UPDATE: 7:53 a.m. EDT -- Sheriff Leon Lott of Richland County, South Carolina, has reportedly asked the FBI and the Department of Justice to investigate an incident where a school law enforcement officer was captured on video assaulting a black schoolgirl at Spring Valley High School in the state capital, Columbia, the USA Today reported.

Fields was put on an administrative leave following the incident, which occurred Monday.

Original story:

A video released Monday, showing a white school police officer grabbing an African-American student by the neck and slamming her to the ground, has led to authorities opening an investigation into the case amid widespread outrage against the incident on social media. The officer, identified by students as Ben Fields, was reportedly responding to reports of a disruptive student, who was refusing to leave the classroom, at the Spring Valley High School in Columbia, South Carolina.

The video uploaded on YouTube was shot by students in the classroom where the incident happened Monday, the New York Times reported. Fields was seen grabbing hold of the student by her neck, slamming and dragging her from the desk that she was seated at.

A second, longer video was also posted online, WISTV, a local news network, reported, citing Richland County Sheriff’s Department spokesperson Lt. Curtis Wilson. The report added that two female students were arrested for disrupting the class. The girl in the video was later released to the custody of her parents. Fields was placed under administrative leave pending investigation by the sheriff’s department.

"It's very disturbing what happened today. It's something I have to deal with and that's what we're going to be doing," Richland County Sheriff Leon Lott said late Monday, according to WLTX 19. Lott’s agency is responsible for the resource program at the school, the report added.

Tony Robinson Jr., who shot the video, said, according to WLTX 19: "I've never seen anything so nasty looking, so sick to the point that you know, other students are turning away, don't know what to do, and are just scared for their lives," adding: "That's supposed to be somebody that's going to protect us. Not somebody that we need to be scare off, or afraid."

Debbie Hamm, superintendent for Richland School District Two, said, according to the Huffington Post, that the authorities were “deeply concerned” about the incident. Hamm also said, according to the Times, that school and district officials were “working closely and in full cooperation” with county sheriff’s investigators.

"Student safety is and always will be the district’s top priority," Hamm said, according to the Huffington Post, adding: "The district will not tolerate any actions that jeopardize the safety of our students.
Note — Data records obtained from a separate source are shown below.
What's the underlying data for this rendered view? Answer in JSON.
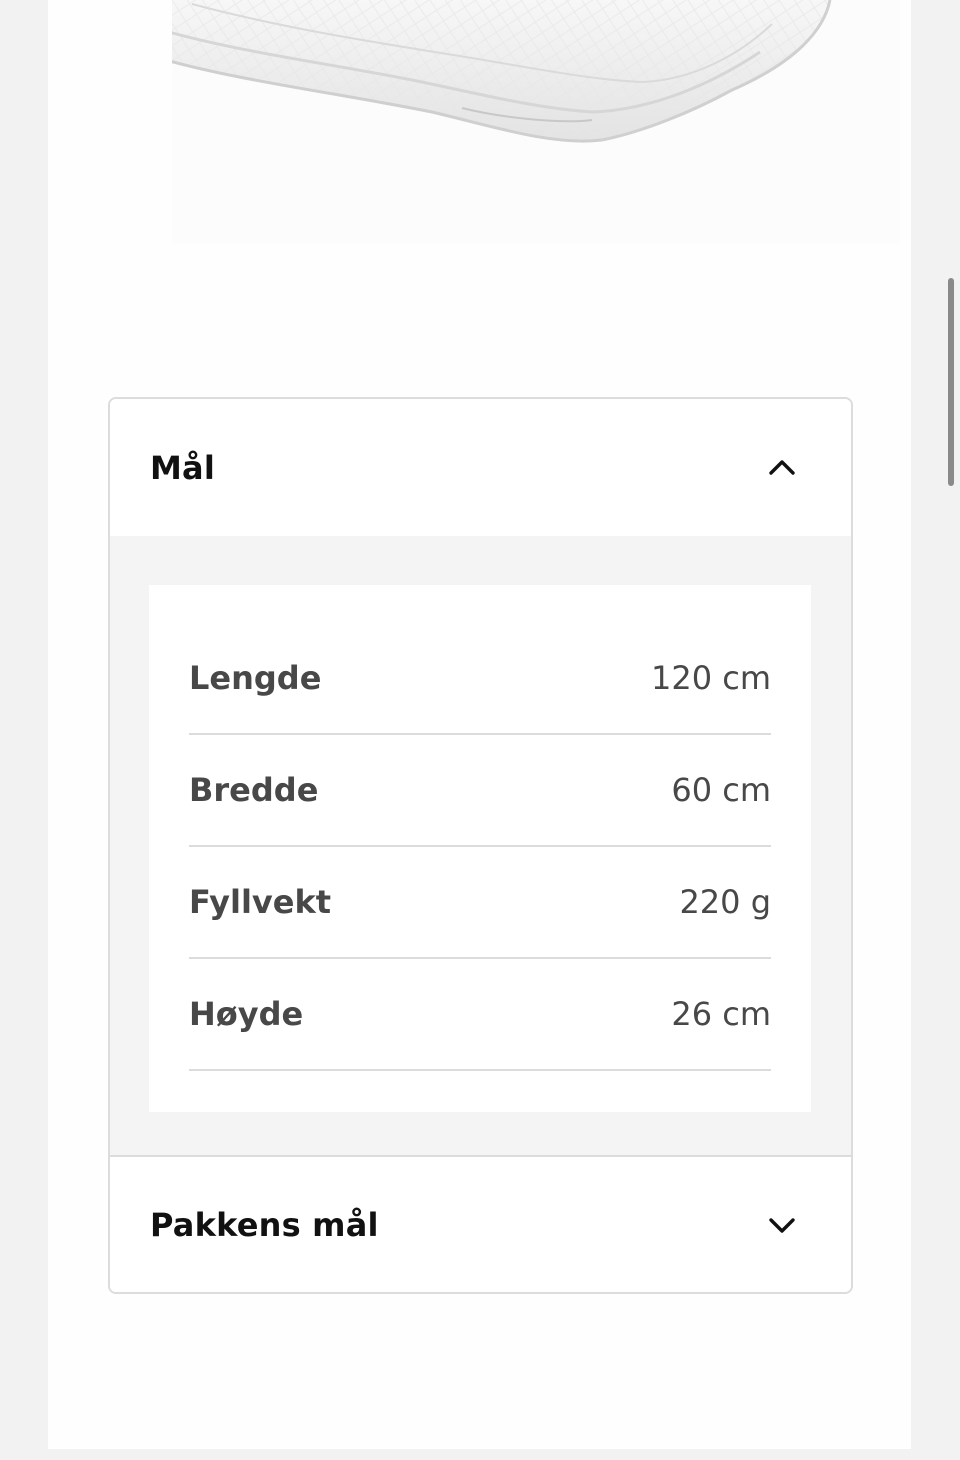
{
  "product_image": {
    "icon": "folded-duvet-image",
    "alt": ""
  },
  "accordion": {
    "sections": [
      {
        "title": "Mål",
        "expanded": true,
        "chevron": "chevron-up-icon",
        "rows": [
          {
            "label": "Lengde",
            "value": "120 cm"
          },
          {
            "label": "Bredde",
            "value": "60 cm"
          },
          {
            "label": "Fyllvekt",
            "value": "220 g"
          },
          {
            "label": "Høyde",
            "value": "26 cm"
          }
        ]
      },
      {
        "title": "Pakkens mål",
        "expanded": false,
        "chevron": "chevron-down-icon"
      }
    ]
  },
  "colors": {
    "page_background": "#f2f2f2",
    "panel_background": "#f4f4f4",
    "divider": "#dcdcdc",
    "text_primary": "#111111",
    "text_secondary": "#484848"
  }
}
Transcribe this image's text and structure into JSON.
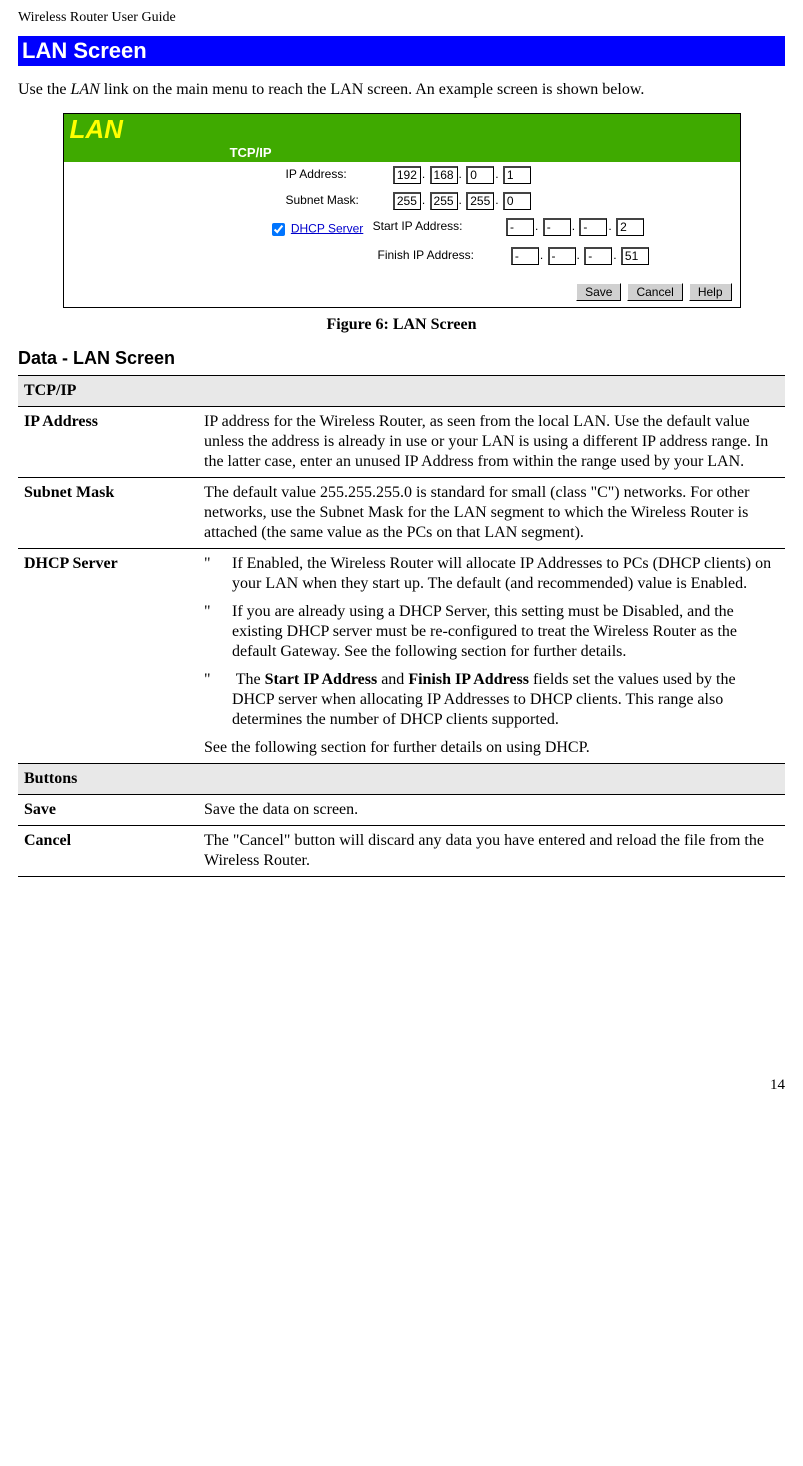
{
  "header": {
    "running": "Wireless Router User Guide"
  },
  "title": "LAN Screen",
  "intro": {
    "pre": "Use the ",
    "link_word": "LAN",
    "post": " link on the main menu to reach the LAN screen. An example screen is shown below."
  },
  "figure": {
    "panel_title": "LAN",
    "section_label": "TCP/IP",
    "rows": {
      "ip_label": "IP Address:",
      "subnet_label": "Subnet Mask:",
      "dhcp_link": "DHCP Server",
      "start_label": "Start IP Address:",
      "finish_label": "Finish IP Address:"
    },
    "ip": [
      "192",
      "168",
      "0",
      "1"
    ],
    "subnet": [
      "255",
      "255",
      "255",
      "0"
    ],
    "start": [
      "-",
      "-",
      "-",
      "2"
    ],
    "finish": [
      "-",
      "-",
      "-",
      "51"
    ],
    "buttons": {
      "save": "Save",
      "cancel": "Cancel",
      "help": "Help"
    },
    "caption": "Figure 6: LAN Screen"
  },
  "data_section": {
    "heading": "Data - LAN Screen",
    "tcpip_header": "TCP/IP",
    "rows": {
      "ip": {
        "label": "IP Address",
        "text": "IP address for the Wireless Router, as seen from the local LAN. Use the default value unless the address is already in use or your LAN is using a different IP address range. In the latter case, enter an unused IP Address from within the range used by your LAN."
      },
      "subnet": {
        "label": "Subnet Mask",
        "text": "The default value 255.255.255.0 is standard for small (class \"C\") networks. For other networks, use the Subnet Mask for the LAN segment to which the Wireless Router is attached (the same value as the PCs on that LAN segment)."
      },
      "dhcp": {
        "label": "DHCP Server",
        "b1": "If Enabled, the Wireless Router will allocate IP Addresses to PCs (DHCP clients) on your LAN when they start up. The default (and recommended) value is Enabled.",
        "b2": "If you are already using a DHCP Server, this setting must be Disabled, and the existing DHCP server must be re-configured to treat the Wireless Router as the default Gateway. See the following section for further details.",
        "b3_pre": "The ",
        "b3_bold1": "Start IP Address",
        "b3_mid": " and ",
        "b3_bold2": "Finish IP Address",
        "b3_post": " fields set the values used by the DHCP server when allocating IP Addresses to DHCP clients. This range also determines the number of DHCP clients supported.",
        "tail": "See the following section for further details on using DHCP."
      }
    },
    "buttons_header": "Buttons",
    "btn_rows": {
      "save": {
        "label": "Save",
        "text": "Save the data on screen."
      },
      "cancel": {
        "label": "Cancel",
        "text": "The \"Cancel\" button will discard any data you have entered and reload the file from the Wireless Router."
      }
    }
  },
  "page_number": "14"
}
Pending the outcome of the investigation, the district has directed that the school resource officer not return to any school in the district."
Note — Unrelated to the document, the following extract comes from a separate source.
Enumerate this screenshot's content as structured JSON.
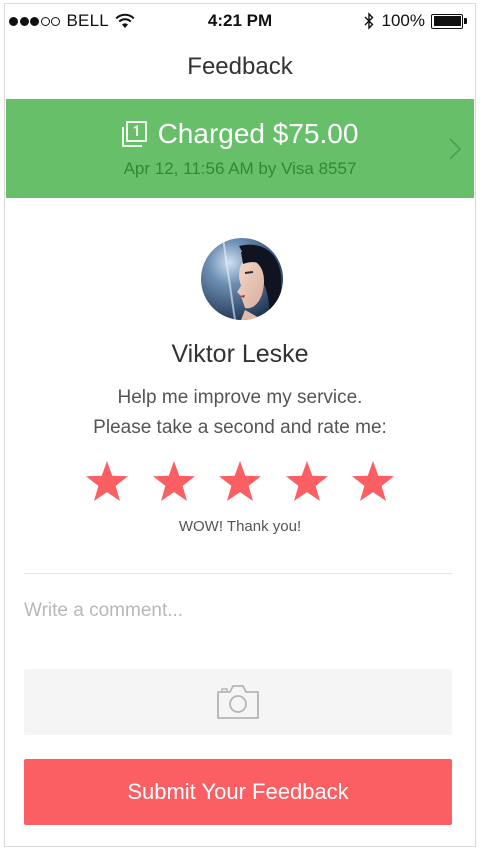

A third angle of the video was uploaded by Reginald Seabrooks from the class. In the description for the video, Seabrooks wrote: "The officer in this is a cool dude, he is not Racist!!!. Girl was asked her to put the phone away, but told teacher no and Administrator was called and asked her to come to his office. She told him no, he then called the resource officer. When he got there he asked her nicely to get up. Over and over he did nothing wrong. They asked her to get up but she wanted to show off. To some it looks bad but she wanted to prove that she was bad."

Fields joined the sheriff’s department in 2004 and he became a school resource officer  four year later, the Times report said, citing a department newsletter last November. Fields was also assigned to Lonnie B. Nelson Elementary School and had “proven to be an exceptional role model to the students he serves and protects,” the newsletter said.

However, there are two lawsuits filed against Fields in federal court, claiming he targets African-American students. One case was filed in November 2013, by a former student at Spring Valley named Ashton Reese, who sued Fields and the school district for violating civil rights. Reese was reportedly expelled after an “unlawful assembly of gang activity and assault and battery” after an investigation by Fields said that he was involved in a fight behind a store near the school. However, the lawsuit said, according to the Times, that Fields “unfairly and recklessly targets African-American students with allegations of gang membership and criminal gang activity.”

In 2007, another lawsuit was filed against Fields, Lott and another deputy named Robert Clark by a couple -- Carlos Martin and his wife, Tashiana Martin -- for violating their civil rights, while the officials were investigating a complaint for excessive noise. The lawsuit claimed that Fields slammed Carlos to the ground, handcuffed him and kicked him several times, because Carlos called him “dude,” without meaning to be disrespectful. The lawsuit added that Fields used and emptied a bottle of pepper spray at Carlos. Meanwhile, Clark confiscated a cell phone that Tashiana used to record the incident, threw her against a vehicle, handcuffed her and then threw her into the police car. Fields is also accused of making a lewd comment to Tashiana while she was being driven away. In 2010, a jury ruled in favor of the deputies in the case by the Martins. They appealed, but the court upheld the lower court’s verdict.

"Parents are heartbroken as this is just another example of the intolerance that continues to be of issue in Richland School District Two particularly with families and children of color," a statement by a group called Richland Two Black Parents Association said, according to WISTV, adding: "As we have stated in the past, we stand ready to work in collaboration to address these horrible acts of violence and inequities among our children.”